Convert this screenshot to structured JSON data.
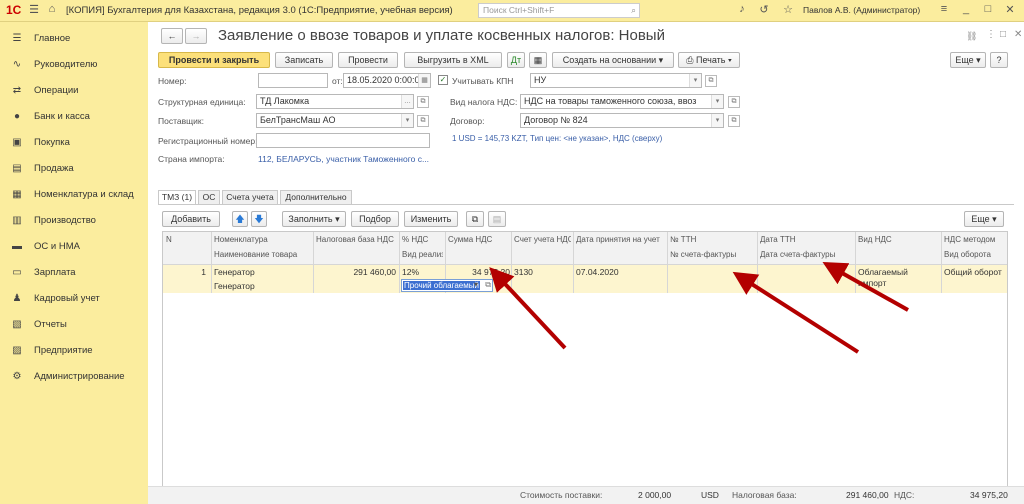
{
  "topbar": {
    "logo": "1С",
    "title": "[КОПИЯ] Бухгалтерия для Казахстана, редакция 3.0  (1С:Предприятие, учебная версия)",
    "search_placeholder": "Поиск Ctrl+Shift+F",
    "user": "Павлов А.В. (Администратор)"
  },
  "sidebar": {
    "items": [
      {
        "label": "Главное",
        "icon": "☰"
      },
      {
        "label": "Руководителю",
        "icon": "∿"
      },
      {
        "label": "Операции",
        "icon": "⇄"
      },
      {
        "label": "Банк и касса",
        "icon": "●"
      },
      {
        "label": "Покупка",
        "icon": "▣"
      },
      {
        "label": "Продажа",
        "icon": "▤"
      },
      {
        "label": "Номенклатура и склад",
        "icon": "▦"
      },
      {
        "label": "Производство",
        "icon": "▥"
      },
      {
        "label": "ОС и НМА",
        "icon": "▬"
      },
      {
        "label": "Зарплата",
        "icon": "▭"
      },
      {
        "label": "Кадровый учет",
        "icon": "♟"
      },
      {
        "label": "Отчеты",
        "icon": "▧"
      },
      {
        "label": "Предприятие",
        "icon": "▨"
      },
      {
        "label": "Администрирование",
        "icon": "⚙"
      }
    ]
  },
  "doc": {
    "title": "Заявление о ввозе товаров и уплате косвенных налогов: Новый"
  },
  "toolbar": {
    "post_close": "Провести и закрыть",
    "save": "Записать",
    "post": "Провести",
    "export_xml": "Выгрузить в XML",
    "create_based": "Создать на основании",
    "print": "Печать",
    "more": "Еще",
    "help": "?"
  },
  "form": {
    "number_label": "Номер:",
    "number_value": "",
    "date_label": "от:",
    "date_value": "18.05.2020  0:00:0",
    "kpn_label": "Учитывать КПН",
    "kpn_value": "НУ",
    "unit_label": "Структурная единица:",
    "unit_value": "ТД Лакомка",
    "vat_type_label": "Вид налога НДС:",
    "vat_type_value": "НДС на товары таможенного союза, ввоз",
    "supplier_label": "Поставщик:",
    "supplier_value": "БелТрансМаш АО",
    "contract_label": "Договор:",
    "contract_value": "Договор № 824",
    "reg_label": "Регистрационный номер:",
    "reg_value": "",
    "rate_info": "1 USD = 145,73 KZT, Тип цен: <не указан>, НДС (сверху)",
    "country_label": "Страна импорта:",
    "country_value": "112, БЕЛАРУСЬ, участник Таможенного с..."
  },
  "tabs": [
    "ТМЗ (1)",
    "ОС",
    "Счета учета",
    "Дополнительно"
  ],
  "table_toolbar": {
    "add": "Добавить",
    "fill": "Заполнить",
    "selection": "Подбор",
    "change": "Изменить",
    "more": "Еще"
  },
  "table": {
    "headers1": [
      "N",
      "Номенклатура",
      "Налоговая база НДС",
      "% НДС",
      "Сумма НДС",
      "Счет учета НДС",
      "Дата принятия на учет",
      "№ ТТН",
      "Дата ТТН",
      "Вид НДС",
      "НДС методом"
    ],
    "headers2": [
      "",
      "Наименование товара",
      "",
      "Вид реализации (НДС)",
      "",
      "",
      "",
      "№ счета-фактуры",
      "Дата счета-фактуры",
      "",
      "Вид оборота"
    ],
    "rows": [
      {
        "n": "1",
        "item": "Генератор",
        "item_name": "Генератор",
        "base": "291 460,00",
        "rate": "12%",
        "vat_sum": "34 975,20",
        "account": "3130",
        "date": "07.04.2020",
        "vat_kind": "Облагаемый импорт",
        "method": "Общий оборот",
        "realization": "Прочий облагаемый"
      }
    ]
  },
  "footer": {
    "cost_label": "Стоимость поставки:",
    "cost_value": "2 000,00",
    "currency": "USD",
    "base_label": "Налоговая база:",
    "base_value": "291 460,00",
    "vat_label": "НДС:",
    "vat_value": "34 975,20"
  },
  "colors": {
    "accent": "#fce07a",
    "sidebar": "#fbed9e",
    "arrow": "#b30000",
    "highlight": "#fdf5cf"
  }
}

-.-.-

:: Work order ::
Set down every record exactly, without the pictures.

:: Answer box ::
Convert this screenshot to structured JSON data.
{
  "topbar": {
    "logo": "1С",
    "title": "[КОПИЯ] Бухгалтерия для Казахстана, редакция 3.0  (1С:Предприятие, учебная версия)",
    "search_placeholder": "Поиск Ctrl+Shift+F",
    "user": "Павлов А.В. (Администратор)"
  },
  "sidebar": {
    "items": [
      {
        "label": "Главное",
        "icon": "☰"
      },
      {
        "label": "Руководителю",
        "icon": "∿"
      },
      {
        "label": "Операции",
        "icon": "⇄"
      },
      {
        "label": "Банк и касса",
        "icon": "●"
      },
      {
        "label": "Покупка",
        "icon": "▣"
      },
      {
        "label": "Продажа",
        "icon": "▤"
      },
      {
        "label": "Номенклатура и склад",
        "icon": "▦"
      },
      {
        "label": "Производство",
        "icon": "▥"
      },
      {
        "label": "ОС и НМА",
        "icon": "▬"
      },
      {
        "label": "Зарплата",
        "icon": "▭"
      },
      {
        "label": "Кадровый учет",
        "icon": "♟"
      },
      {
        "label": "Отчеты",
        "icon": "▧"
      },
      {
        "label": "Предприятие",
        "icon": "▨"
      },
      {
        "label": "Администрирование",
        "icon": "⚙"
      }
    ]
  },
  "doc": {
    "title": "Заявление о ввозе товаров и уплате косвенных налогов: Новый"
  },
  "toolbar": {
    "post_close": "Провести и закрыть",
    "save": "Записать",
    "post": "Провести",
    "export_xml": "Выгрузить в XML",
    "create_based": "Создать на основании",
    "print": "Печать",
    "more": "Еще",
    "help": "?"
  },
  "form": {
    "number_label": "Номер:",
    "number_value": "",
    "date_label": "от:",
    "date_value": "18.05.2020  0:00:0",
    "kpn_label": "Учитывать КПН",
    "kpn_value": "НУ",
    "unit_label": "Структурная единица:",
    "unit_value": "ТД Лакомка",
    "vat_type_label": "Вид налога НДС:",
    "vat_type_value": "НДС на товары таможенного союза, ввоз",
    "supplier_label": "Поставщик:",
    "supplier_value": "БелТрансМаш АО",
    "contract_label": "Договор:",
    "contract_value": "Договор № 824",
    "reg_label": "Регистрационный номер:",
    "reg_value": "",
    "rate_info": "1 USD = 145,73 KZT, Тип цен: <не указан>, НДС (сверху)",
    "country_label": "Страна импорта:",
    "country_value": "112, БЕЛАРУСЬ, участник Таможенного с..."
  },
  "tabs": [
    "ТМЗ (1)",
    "ОС",
    "Счета учета",
    "Дополнительно"
  ],
  "table_toolbar": {
    "add": "Добавить",
    "fill": "Заполнить",
    "selection": "Подбор",
    "change": "Изменить",
    "more": "Еще"
  },
  "table": {
    "headers1": [
      "N",
      "Номенклатура",
      "Налоговая база НДС",
      "% НДС",
      "Сумма НДС",
      "Счет учета НДС",
      "Дата принятия на учет",
      "№ ТТН",
      "Дата ТТН",
      "Вид НДС",
      "НДС методом"
    ],
    "headers2": [
      "",
      "Наименование товара",
      "",
      "Вид реализации (НДС)",
      "",
      "",
      "",
      "№ счета-фактуры",
      "Дата счета-фактуры",
      "",
      "Вид оборота"
    ],
    "rows": [
      {
        "n": "1",
        "item": "Генератор",
        "item_name": "Генератор",
        "base": "291 460,00",
        "rate": "12%",
        "vat_sum": "34 975,20",
        "account": "3130",
        "date": "07.04.2020",
        "vat_kind": "Облагаемый импорт",
        "method": "Общий оборот",
        "realization": "Прочий облагаемый"
      }
    ]
  },
  "footer": {
    "cost_label": "Стоимость поставки:",
    "cost_value": "2 000,00",
    "currency": "USD",
    "base_label": "Налоговая база:",
    "base_value": "291 460,00",
    "vat_label": "НДС:",
    "vat_value": "34 975,20"
  },
  "colors": {
    "accent": "#fce07a",
    "sidebar": "#fbed9e",
    "arrow": "#b30000",
    "highlight": "#fdf5cf"
  }
}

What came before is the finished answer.